[Information supplied]
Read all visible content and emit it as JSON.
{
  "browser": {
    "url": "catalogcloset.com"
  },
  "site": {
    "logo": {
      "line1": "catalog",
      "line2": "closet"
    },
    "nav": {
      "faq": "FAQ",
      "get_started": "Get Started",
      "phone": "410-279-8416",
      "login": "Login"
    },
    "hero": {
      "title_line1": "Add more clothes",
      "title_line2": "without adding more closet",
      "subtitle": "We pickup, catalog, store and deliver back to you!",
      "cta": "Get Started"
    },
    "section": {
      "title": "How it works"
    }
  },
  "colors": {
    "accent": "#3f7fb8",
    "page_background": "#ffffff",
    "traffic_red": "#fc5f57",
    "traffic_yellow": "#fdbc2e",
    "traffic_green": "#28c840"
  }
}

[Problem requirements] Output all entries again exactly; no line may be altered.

[Output for this task]
Read all visible content and emit it as JSON.
{
  "browser": {
    "url": "catalogcloset.com"
  },
  "site": {
    "logo": {
      "line1": "catalog",
      "line2": "closet"
    },
    "nav": {
      "faq": "FAQ",
      "get_started": "Get Started",
      "phone": "410-279-8416",
      "login": "Login"
    },
    "hero": {
      "title_line1": "Add more clothes",
      "title_line2": "without adding more closet",
      "subtitle": "We pickup, catalog, store and deliver back to you!",
      "cta": "Get Started"
    },
    "section": {
      "title": "How it works"
    }
  },
  "colors": {
    "accent": "#3f7fb8",
    "page_background": "#ffffff",
    "traffic_red": "#fc5f57",
    "traffic_yellow": "#fdbc2e",
    "traffic_green": "#28c840"
  }
}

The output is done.